Donald Trump has preyed upon that fear to activate the most reprehensible elements in our country. I'm still not prepared to admit that it alone was enough to carry him across the finish line, but it undoubtedly played, and continues to play, an integral role in virtually all of his stances. From his hideous wall, to his administration's decision to separate children from their parents, to the militarization of ICE in the round-up of illegal immigrants that would've made Himmler proud, all of these policies are intended to appeal to that constituency that Ingraham spoke about; the people who "don't like" the direction the country's headed in.

Forget dog whistles, people. We have a president who openly uses Twitter like a bullhorn to spew his racism and a network, masquerading as a cable news channel, that enables it on a daily, sometimes hourly, basis. That Ingraham still has a job is proof positive that this tactic is working. More and more, white people are falling for the canard that their way of life is coming to an end, just because the country is becoming increasingly brown. Rather than appeal to our better angels, people like Ingraham appeal to our darker natures.

The fear that these people are invoking today is no different than the fear the country was gripped in more than a century ago when the Chinese, the Irish, the Italians, the Germans and the Jews were singled out as somehow "different," i.e. inferior, to the people who were already here. Steps were taken then to "limit" those people from emigrating into the country. The internment of the Japanese during World War II remains one of the nation's most embarrassing chapters.

My religion tells me that the only way to defeat hate is with love. You cannot successfully combat it on its turf. Indeed, evil wants to draw us into battle; that's how it spreads. Just look at all of Trump's opponents. Virtually all of them employed his tactics and all of them ended up on the losing side. As the singer / songwriter Jewel once sang, "I will gather myself around my faith, for light does the darkness most fear."

I am not being pollyanna when I say that the overt racism which has inflicted this nation will eventually be defeated, not because I am naive enough to believe that we can ever entirely eradicate it from the body politic, but because we can expose it and its proponents to the light of day. The truth is all of us, on some level, have a story to tell about what our parents or grandparents went through when they entered this country. The bigotry they endured should sound a wakeup call for all of us.

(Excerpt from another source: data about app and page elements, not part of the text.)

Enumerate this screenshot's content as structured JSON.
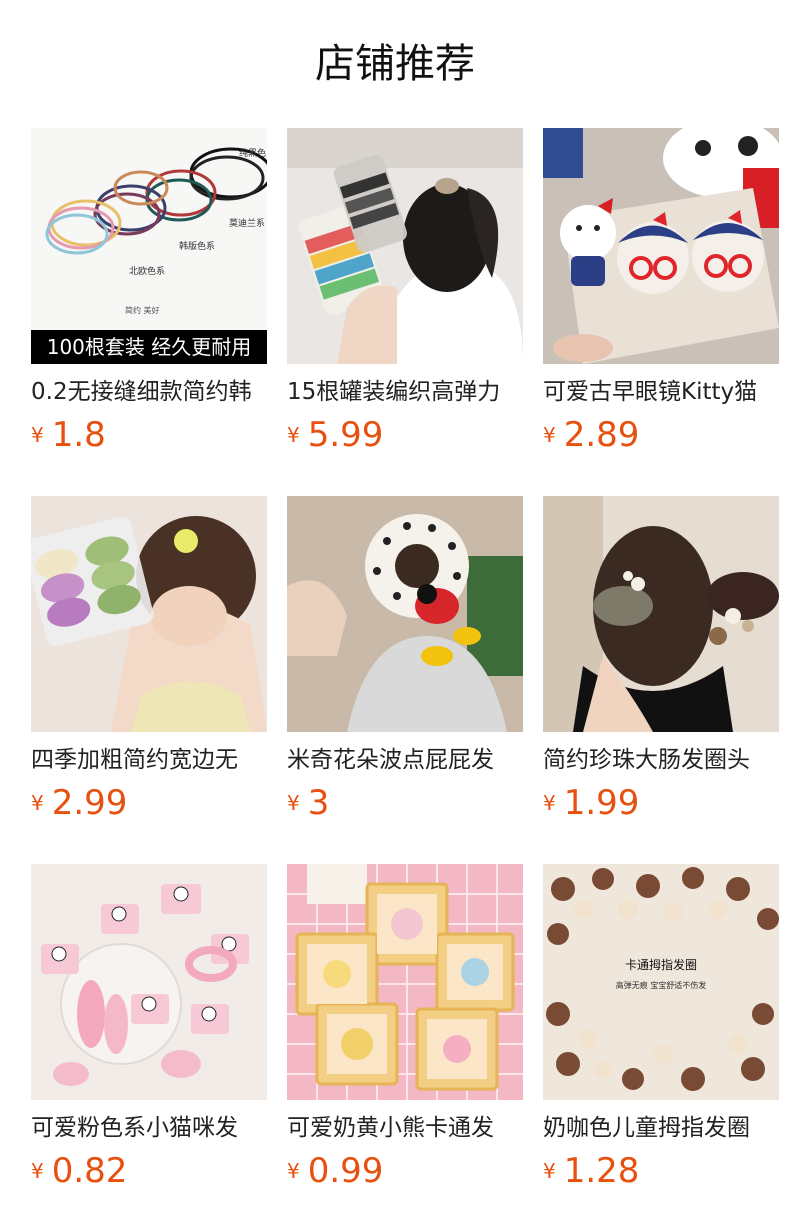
{
  "header": {
    "title": "店铺推荐"
  },
  "products": [
    {
      "title": "0.2无接缝细款简约韩",
      "currency": "¥",
      "price": "1.8",
      "badge": "100根套装 经久更耐用",
      "image_labels": [
        "纯黑色",
        "莫迪兰系",
        "韩版色系",
        "北欧色系",
        "简约 美好"
      ]
    },
    {
      "title": "15根罐装编织高弹力",
      "currency": "¥",
      "price": "5.99"
    },
    {
      "title": "可爱古早眼镜Kitty猫",
      "currency": "¥",
      "price": "2.89"
    },
    {
      "title": "四季加粗简约宽边无",
      "currency": "¥",
      "price": "2.99"
    },
    {
      "title": "米奇花朵波点屁屁发",
      "currency": "¥",
      "price": "3"
    },
    {
      "title": "简约珍珠大肠发圈头",
      "currency": "¥",
      "price": "1.99"
    },
    {
      "title": "可爱粉色系小猫咪发",
      "currency": "¥",
      "price": "0.82"
    },
    {
      "title": "可爱奶黄小熊卡通发",
      "currency": "¥",
      "price": "0.99"
    },
    {
      "title": "奶咖色儿童拇指发圈",
      "currency": "¥",
      "price": "1.28",
      "image_labels": [
        "卡通拇指发圈",
        "高弹无痕 宝宝舒适不伤发"
      ]
    }
  ],
  "colors": {
    "price": "#e8500f",
    "title": "#111111",
    "text": "#222222"
  }
}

Among my heritage, signs that read "Irish Need Not Apply" lined the local shops and businesses of New York City in the early 20th century. In Mel Brooks's classic movie Blazing Saddles, the people of the fake town of Rockridge were willing to take in the Chinese, but when it came to my people, they were defiant:"We don't want the Irish!" A joke in 1974, but a stark reality in 1904.

America has often been referred to as a melting pot. I rather think of it as a pressure cooker. And like any good pressure cooker, the ingredients are simmered together to create a meal of distinctive flavors and aromas. Taken separately they amount to nothing, but together they form the sustenance needed for a healthy society to flourish and grow.

The United States of the early 20th century looked nothing like it did during its colonial days. And the United States of today looks nothing like it did a hundred years ago. Fifty years from now, it will look vastly different. And that is a good thing. Our founders did not create a perfect union. Rather they created one that is constantly becoming more and more perfect.

The fact that Laura Ingraham doesn't understand or like it, doesn't change that fact. In the end, the racism that she and this president espouse will be relegated to the ash heap of history.